→ **Material to process**
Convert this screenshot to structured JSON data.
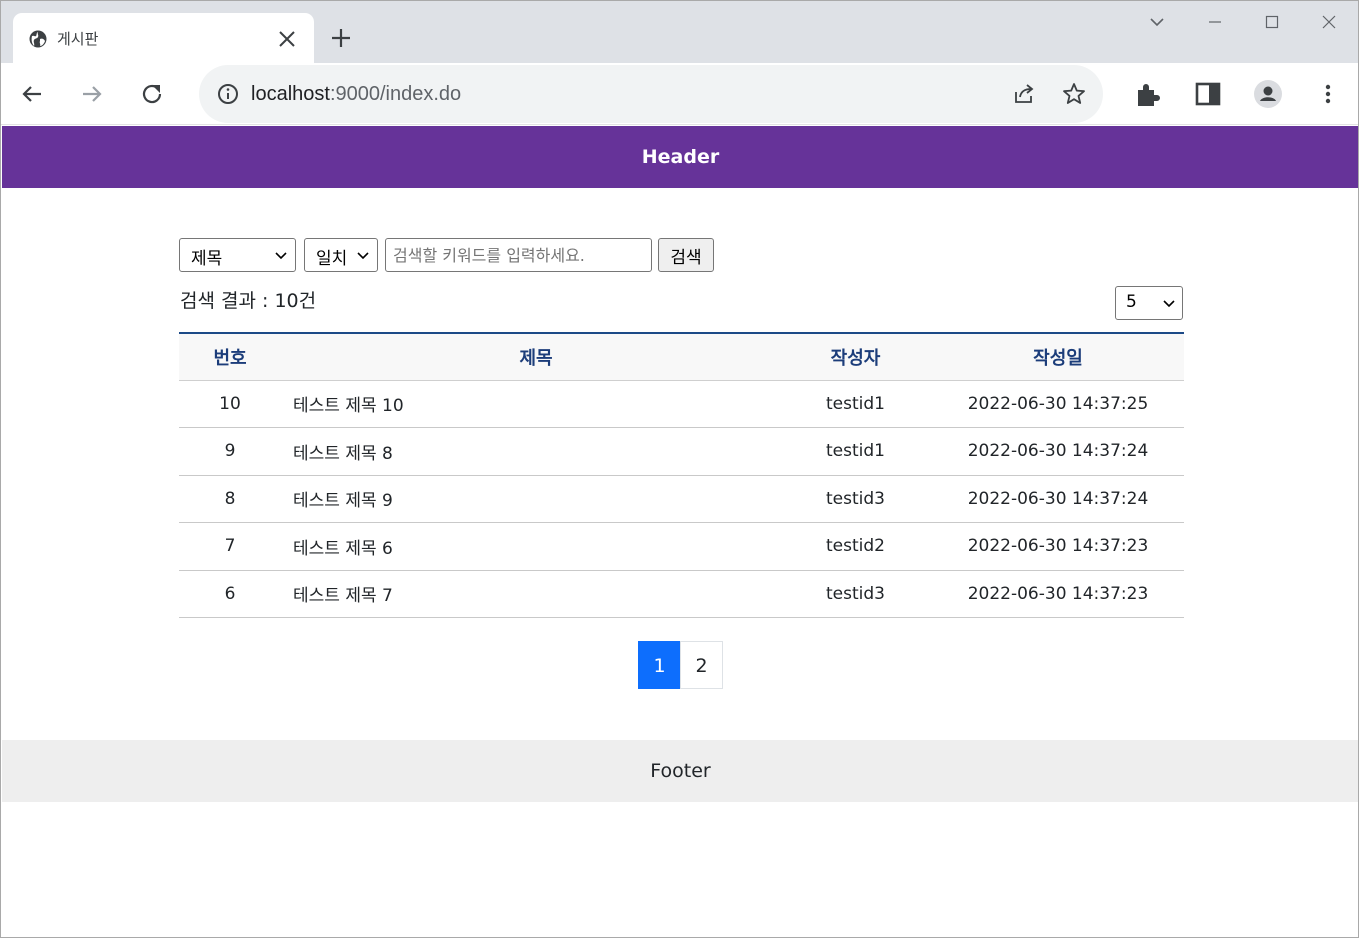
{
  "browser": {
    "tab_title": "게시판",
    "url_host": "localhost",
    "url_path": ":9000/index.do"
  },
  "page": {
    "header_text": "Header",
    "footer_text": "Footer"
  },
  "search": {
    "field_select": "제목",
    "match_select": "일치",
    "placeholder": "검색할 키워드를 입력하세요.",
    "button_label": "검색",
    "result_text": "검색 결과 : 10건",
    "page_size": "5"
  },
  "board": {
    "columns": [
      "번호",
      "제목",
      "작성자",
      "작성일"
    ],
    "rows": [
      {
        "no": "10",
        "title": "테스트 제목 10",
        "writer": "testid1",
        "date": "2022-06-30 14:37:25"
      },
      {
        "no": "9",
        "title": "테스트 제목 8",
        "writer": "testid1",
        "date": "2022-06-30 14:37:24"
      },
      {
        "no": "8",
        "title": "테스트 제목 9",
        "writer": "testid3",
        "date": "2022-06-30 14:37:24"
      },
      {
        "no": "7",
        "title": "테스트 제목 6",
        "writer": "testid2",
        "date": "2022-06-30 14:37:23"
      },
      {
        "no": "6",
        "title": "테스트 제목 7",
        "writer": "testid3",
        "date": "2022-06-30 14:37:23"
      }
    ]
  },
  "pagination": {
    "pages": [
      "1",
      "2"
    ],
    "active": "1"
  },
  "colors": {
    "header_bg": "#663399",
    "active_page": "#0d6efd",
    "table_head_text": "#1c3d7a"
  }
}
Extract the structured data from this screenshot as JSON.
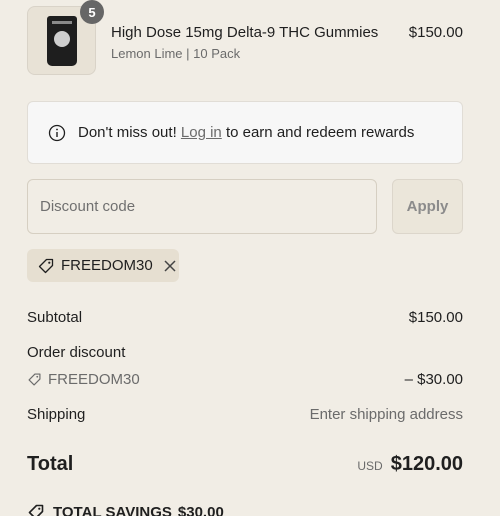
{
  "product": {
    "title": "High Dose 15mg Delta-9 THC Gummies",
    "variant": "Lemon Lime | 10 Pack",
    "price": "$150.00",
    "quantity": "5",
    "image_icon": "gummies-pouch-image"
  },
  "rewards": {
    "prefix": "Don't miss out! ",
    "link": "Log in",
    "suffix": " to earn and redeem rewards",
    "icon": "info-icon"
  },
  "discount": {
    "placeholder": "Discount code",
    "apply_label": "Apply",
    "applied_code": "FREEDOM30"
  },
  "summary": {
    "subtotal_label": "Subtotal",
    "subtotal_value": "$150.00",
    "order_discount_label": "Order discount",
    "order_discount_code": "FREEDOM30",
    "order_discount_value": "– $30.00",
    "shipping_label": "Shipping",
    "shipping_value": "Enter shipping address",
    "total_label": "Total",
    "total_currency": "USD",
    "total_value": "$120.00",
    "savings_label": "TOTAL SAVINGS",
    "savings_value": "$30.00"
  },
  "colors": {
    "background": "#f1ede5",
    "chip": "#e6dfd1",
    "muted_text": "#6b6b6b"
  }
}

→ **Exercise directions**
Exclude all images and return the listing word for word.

→ **Exercise solution**
Convert this screenshot to structured JSON data.
{
  "browser": {
    "tab_title": "게시판",
    "url_host": "localhost",
    "url_path": ":9000/index.do"
  },
  "page": {
    "header_text": "Header",
    "footer_text": "Footer"
  },
  "search": {
    "field_select": "제목",
    "match_select": "일치",
    "placeholder": "검색할 키워드를 입력하세요.",
    "button_label": "검색",
    "result_text": "검색 결과 : 10건",
    "page_size": "5"
  },
  "board": {
    "columns": [
      "번호",
      "제목",
      "작성자",
      "작성일"
    ],
    "rows": [
      {
        "no": "10",
        "title": "테스트 제목 10",
        "writer": "testid1",
        "date": "2022-06-30 14:37:25"
      },
      {
        "no": "9",
        "title": "테스트 제목 8",
        "writer": "testid1",
        "date": "2022-06-30 14:37:24"
      },
      {
        "no": "8",
        "title": "테스트 제목 9",
        "writer": "testid3",
        "date": "2022-06-30 14:37:24"
      },
      {
        "no": "7",
        "title": "테스트 제목 6",
        "writer": "testid2",
        "date": "2022-06-30 14:37:23"
      },
      {
        "no": "6",
        "title": "테스트 제목 7",
        "writer": "testid3",
        "date": "2022-06-30 14:37:23"
      }
    ]
  },
  "pagination": {
    "pages": [
      "1",
      "2"
    ],
    "active": "1"
  },
  "colors": {
    "header_bg": "#663399",
    "active_page": "#0d6efd",
    "table_head_text": "#1c3d7a"
  }
}
Extract the structured data from this screenshot as JSON.
{
  "product": {
    "title": "High Dose 15mg Delta-9 THC Gummies",
    "variant": "Lemon Lime | 10 Pack",
    "price": "$150.00",
    "quantity": "5",
    "image_icon": "gummies-pouch-image"
  },
  "rewards": {
    "prefix": "Don't miss out! ",
    "link": "Log in",
    "suffix": " to earn and redeem rewards",
    "icon": "info-icon"
  },
  "discount": {
    "placeholder": "Discount code",
    "apply_label": "Apply",
    "applied_code": "FREEDOM30"
  },
  "summary": {
    "subtotal_label": "Subtotal",
    "subtotal_value": "$150.00",
    "order_discount_label": "Order discount",
    "order_discount_code": "FREEDOM30",
    "order_discount_value": "– $30.00",
    "shipping_label": "Shipping",
    "shipping_value": "Enter shipping address",
    "total_label": "Total",
    "total_currency": "USD",
    "total_value": "$120.00",
    "savings_label": "TOTAL SAVINGS",
    "savings_value": "$30.00"
  },
  "colors": {
    "background": "#f1ede5",
    "chip": "#e6dfd1",
    "muted_text": "#6b6b6b"
  }
}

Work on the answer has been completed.